Problem -
Whenever a line in the data holds the string "name", copy that line.

*** Available data Section Begins ***

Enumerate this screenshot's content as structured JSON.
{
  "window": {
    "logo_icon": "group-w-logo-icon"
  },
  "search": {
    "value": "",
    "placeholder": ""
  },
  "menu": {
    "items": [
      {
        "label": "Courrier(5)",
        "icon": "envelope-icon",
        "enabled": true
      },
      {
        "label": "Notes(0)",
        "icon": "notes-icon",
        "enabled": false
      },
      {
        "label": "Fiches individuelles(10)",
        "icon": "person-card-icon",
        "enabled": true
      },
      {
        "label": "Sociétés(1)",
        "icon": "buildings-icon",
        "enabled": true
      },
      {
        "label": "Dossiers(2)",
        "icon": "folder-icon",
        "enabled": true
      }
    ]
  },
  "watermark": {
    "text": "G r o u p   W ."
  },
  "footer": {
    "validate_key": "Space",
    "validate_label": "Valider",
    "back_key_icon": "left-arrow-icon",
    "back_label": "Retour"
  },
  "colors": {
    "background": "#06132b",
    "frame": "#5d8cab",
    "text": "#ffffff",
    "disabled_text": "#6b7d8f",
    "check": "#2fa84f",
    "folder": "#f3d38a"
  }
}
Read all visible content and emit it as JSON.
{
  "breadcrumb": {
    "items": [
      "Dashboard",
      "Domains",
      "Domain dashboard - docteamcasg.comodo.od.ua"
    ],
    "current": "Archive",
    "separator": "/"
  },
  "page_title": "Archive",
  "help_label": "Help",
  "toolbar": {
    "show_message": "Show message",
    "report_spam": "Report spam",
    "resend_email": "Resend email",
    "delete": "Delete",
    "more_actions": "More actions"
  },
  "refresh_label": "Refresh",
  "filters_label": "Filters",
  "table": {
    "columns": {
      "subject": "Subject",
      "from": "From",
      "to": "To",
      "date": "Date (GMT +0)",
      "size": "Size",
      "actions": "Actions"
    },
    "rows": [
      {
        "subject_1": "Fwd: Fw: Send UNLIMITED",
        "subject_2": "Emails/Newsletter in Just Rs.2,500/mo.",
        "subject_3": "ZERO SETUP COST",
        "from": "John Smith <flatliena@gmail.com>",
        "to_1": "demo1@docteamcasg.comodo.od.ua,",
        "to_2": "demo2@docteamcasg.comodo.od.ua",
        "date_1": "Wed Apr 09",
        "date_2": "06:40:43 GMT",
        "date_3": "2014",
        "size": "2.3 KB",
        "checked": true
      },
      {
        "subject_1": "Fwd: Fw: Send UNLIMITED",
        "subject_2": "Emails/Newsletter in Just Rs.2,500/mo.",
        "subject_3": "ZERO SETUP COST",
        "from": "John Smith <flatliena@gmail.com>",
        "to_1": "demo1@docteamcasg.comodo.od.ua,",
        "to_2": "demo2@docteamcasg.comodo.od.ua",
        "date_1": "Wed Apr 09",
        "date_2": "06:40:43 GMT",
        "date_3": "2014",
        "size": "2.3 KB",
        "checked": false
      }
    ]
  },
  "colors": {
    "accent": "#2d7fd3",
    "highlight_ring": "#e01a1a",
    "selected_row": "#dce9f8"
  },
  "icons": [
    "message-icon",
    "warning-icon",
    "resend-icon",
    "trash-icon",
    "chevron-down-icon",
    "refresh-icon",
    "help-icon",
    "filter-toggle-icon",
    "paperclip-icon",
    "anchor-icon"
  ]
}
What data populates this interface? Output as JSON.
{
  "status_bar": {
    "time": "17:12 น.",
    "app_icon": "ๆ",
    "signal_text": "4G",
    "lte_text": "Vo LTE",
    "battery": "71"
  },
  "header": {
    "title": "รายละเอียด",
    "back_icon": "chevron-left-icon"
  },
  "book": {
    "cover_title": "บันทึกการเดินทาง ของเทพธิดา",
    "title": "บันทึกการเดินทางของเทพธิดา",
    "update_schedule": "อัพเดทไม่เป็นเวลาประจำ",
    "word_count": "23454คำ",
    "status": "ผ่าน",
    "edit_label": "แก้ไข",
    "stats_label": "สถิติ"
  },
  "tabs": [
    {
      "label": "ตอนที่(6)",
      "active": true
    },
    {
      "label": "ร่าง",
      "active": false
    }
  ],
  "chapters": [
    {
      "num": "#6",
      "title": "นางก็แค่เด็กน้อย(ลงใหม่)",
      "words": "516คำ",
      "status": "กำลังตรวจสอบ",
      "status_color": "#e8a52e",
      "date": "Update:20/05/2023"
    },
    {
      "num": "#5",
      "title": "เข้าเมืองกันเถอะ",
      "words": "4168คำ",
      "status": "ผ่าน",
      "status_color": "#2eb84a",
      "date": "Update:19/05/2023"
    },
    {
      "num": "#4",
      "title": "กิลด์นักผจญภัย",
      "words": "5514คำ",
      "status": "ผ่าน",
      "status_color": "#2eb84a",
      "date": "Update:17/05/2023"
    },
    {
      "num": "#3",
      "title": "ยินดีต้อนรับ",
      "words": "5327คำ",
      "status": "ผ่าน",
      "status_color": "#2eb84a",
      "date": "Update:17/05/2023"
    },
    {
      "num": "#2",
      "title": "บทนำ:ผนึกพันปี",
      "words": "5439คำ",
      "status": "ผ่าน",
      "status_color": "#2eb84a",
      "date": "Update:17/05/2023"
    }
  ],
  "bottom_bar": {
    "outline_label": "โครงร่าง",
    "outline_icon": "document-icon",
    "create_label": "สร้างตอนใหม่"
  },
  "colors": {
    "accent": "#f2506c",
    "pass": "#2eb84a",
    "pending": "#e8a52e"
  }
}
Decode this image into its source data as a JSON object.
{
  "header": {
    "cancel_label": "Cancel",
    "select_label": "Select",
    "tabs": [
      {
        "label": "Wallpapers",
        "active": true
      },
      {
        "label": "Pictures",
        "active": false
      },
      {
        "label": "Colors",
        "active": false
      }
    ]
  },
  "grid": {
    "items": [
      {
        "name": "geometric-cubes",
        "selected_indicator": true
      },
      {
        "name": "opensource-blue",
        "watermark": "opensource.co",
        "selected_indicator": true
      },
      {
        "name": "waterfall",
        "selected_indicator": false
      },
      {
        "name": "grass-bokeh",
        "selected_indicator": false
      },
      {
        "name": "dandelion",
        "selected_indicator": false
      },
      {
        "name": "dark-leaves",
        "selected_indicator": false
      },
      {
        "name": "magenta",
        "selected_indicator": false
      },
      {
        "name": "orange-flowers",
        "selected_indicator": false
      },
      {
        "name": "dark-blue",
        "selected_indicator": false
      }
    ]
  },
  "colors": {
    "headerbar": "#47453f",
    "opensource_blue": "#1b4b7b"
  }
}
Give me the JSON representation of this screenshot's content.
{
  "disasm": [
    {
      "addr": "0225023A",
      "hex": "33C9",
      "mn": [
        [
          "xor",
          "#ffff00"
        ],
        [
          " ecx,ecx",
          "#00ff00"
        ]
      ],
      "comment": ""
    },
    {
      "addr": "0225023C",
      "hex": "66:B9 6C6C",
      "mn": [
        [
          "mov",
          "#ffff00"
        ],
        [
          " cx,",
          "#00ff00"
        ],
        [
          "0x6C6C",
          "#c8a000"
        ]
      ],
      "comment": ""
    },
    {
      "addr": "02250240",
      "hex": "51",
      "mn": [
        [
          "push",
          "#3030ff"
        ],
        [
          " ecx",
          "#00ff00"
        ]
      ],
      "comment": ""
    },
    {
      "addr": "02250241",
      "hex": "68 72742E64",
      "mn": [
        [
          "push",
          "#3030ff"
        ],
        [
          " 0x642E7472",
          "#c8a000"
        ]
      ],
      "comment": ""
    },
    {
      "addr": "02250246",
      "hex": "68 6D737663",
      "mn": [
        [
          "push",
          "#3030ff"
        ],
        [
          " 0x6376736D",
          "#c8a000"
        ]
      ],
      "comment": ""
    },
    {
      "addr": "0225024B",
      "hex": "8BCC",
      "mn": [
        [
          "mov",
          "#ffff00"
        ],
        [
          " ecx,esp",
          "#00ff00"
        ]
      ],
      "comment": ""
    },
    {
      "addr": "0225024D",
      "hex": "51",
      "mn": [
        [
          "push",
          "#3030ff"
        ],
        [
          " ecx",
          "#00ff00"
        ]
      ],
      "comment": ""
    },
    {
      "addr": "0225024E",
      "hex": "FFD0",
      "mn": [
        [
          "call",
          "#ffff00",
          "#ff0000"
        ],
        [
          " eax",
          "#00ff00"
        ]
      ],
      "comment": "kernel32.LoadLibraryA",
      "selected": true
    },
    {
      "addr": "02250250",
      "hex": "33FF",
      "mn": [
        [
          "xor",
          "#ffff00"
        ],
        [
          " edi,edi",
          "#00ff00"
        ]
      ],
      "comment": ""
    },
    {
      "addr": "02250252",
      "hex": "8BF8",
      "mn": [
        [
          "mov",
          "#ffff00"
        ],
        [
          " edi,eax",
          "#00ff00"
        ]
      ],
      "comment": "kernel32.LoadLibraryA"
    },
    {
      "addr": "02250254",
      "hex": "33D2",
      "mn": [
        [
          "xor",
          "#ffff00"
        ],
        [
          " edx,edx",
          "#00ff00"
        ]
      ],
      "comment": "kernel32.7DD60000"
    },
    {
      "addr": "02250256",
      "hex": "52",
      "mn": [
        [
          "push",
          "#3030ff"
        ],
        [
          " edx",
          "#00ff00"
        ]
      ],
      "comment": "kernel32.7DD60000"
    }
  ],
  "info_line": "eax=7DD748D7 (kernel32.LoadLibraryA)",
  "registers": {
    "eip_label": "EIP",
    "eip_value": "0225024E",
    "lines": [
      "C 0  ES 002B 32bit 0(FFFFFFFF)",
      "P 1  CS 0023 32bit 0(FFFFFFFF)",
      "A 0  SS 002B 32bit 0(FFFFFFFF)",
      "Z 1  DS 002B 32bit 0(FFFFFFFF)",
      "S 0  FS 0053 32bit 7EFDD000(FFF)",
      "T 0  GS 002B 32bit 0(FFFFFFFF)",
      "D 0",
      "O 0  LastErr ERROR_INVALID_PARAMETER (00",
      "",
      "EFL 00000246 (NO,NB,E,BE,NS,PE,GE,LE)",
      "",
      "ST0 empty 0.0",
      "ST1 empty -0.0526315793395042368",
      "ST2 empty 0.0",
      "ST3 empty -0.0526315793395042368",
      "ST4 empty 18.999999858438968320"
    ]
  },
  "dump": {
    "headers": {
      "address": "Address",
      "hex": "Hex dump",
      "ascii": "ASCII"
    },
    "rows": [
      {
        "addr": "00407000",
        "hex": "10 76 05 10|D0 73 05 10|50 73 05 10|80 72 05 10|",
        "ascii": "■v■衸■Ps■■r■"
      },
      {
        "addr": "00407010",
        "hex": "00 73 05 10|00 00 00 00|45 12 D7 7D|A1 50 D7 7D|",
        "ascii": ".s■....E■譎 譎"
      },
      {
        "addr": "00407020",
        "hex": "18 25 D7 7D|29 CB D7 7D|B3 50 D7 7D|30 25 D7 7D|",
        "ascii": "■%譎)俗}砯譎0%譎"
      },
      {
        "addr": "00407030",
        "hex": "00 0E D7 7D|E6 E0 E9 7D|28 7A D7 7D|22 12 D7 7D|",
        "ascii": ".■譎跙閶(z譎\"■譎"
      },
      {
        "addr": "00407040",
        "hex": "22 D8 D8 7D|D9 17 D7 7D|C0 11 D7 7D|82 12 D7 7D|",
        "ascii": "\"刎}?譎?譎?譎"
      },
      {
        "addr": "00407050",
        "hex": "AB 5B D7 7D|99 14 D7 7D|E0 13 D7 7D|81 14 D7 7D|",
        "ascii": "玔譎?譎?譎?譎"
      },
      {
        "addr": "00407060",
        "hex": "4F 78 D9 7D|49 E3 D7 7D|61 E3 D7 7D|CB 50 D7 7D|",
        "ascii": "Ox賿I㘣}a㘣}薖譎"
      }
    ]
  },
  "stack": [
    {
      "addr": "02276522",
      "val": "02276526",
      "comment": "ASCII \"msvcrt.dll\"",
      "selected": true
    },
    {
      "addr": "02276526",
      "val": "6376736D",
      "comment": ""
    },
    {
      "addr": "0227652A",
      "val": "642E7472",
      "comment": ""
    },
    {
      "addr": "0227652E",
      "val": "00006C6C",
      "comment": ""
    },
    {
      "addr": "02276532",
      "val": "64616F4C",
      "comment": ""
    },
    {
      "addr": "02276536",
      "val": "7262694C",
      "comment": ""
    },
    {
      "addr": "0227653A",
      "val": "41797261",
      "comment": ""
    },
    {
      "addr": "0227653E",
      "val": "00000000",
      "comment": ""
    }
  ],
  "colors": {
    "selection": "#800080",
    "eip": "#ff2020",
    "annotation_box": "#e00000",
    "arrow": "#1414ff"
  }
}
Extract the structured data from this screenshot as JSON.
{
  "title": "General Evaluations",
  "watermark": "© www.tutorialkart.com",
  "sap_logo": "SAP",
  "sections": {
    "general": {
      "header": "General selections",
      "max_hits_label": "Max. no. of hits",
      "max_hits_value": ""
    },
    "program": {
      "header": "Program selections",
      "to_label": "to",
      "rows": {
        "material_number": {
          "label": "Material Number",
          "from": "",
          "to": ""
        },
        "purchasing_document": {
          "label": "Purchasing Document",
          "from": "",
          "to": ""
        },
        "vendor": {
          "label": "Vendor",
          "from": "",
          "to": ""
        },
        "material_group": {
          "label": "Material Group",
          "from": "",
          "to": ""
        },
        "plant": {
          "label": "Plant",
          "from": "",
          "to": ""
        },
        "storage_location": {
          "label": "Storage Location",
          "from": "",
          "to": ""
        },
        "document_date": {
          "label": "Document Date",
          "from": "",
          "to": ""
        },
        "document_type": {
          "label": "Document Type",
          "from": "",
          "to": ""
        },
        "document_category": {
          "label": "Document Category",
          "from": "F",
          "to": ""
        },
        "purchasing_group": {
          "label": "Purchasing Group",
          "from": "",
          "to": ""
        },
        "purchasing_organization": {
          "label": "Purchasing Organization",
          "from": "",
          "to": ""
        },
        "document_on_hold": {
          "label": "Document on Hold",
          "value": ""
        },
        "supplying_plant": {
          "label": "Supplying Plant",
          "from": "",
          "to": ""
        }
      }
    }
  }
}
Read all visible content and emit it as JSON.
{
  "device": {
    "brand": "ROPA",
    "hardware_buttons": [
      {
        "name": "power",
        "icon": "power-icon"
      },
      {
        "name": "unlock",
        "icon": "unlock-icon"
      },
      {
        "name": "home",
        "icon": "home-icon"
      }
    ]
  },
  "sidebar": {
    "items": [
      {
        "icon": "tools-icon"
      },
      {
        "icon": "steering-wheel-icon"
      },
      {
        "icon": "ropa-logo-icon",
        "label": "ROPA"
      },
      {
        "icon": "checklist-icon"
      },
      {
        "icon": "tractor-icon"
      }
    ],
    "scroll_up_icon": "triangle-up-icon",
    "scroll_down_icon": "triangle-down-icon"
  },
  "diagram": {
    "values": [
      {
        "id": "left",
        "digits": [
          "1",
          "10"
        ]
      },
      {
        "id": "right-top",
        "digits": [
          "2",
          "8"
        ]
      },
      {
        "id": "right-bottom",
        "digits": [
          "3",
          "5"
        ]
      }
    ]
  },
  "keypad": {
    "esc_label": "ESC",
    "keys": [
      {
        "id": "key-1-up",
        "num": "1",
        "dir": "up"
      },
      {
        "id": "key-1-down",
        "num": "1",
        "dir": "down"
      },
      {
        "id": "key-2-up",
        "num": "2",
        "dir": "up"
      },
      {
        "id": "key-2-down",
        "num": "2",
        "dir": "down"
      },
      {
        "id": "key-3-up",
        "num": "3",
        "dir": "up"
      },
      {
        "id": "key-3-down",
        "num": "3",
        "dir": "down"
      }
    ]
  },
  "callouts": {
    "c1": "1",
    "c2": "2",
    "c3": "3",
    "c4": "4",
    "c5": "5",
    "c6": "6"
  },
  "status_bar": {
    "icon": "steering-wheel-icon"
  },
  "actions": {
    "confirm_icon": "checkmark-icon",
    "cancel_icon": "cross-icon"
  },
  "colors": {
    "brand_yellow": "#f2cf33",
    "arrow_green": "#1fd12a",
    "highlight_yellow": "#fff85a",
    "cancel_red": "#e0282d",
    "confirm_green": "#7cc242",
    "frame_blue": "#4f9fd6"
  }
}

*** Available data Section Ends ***

Task output -
        "name": "geometric-cubes",
        "name": "opensource-blue",
        "name": "waterfall",
        "name": "grass-bokeh",
        "name": "dandelion",
        "name": "dark-leaves",
        "name": "magenta",
        "name": "orange-flowers",
        "name": "dark-blue",
        "name": "power",
        "name": "unlock",
        "name": "home",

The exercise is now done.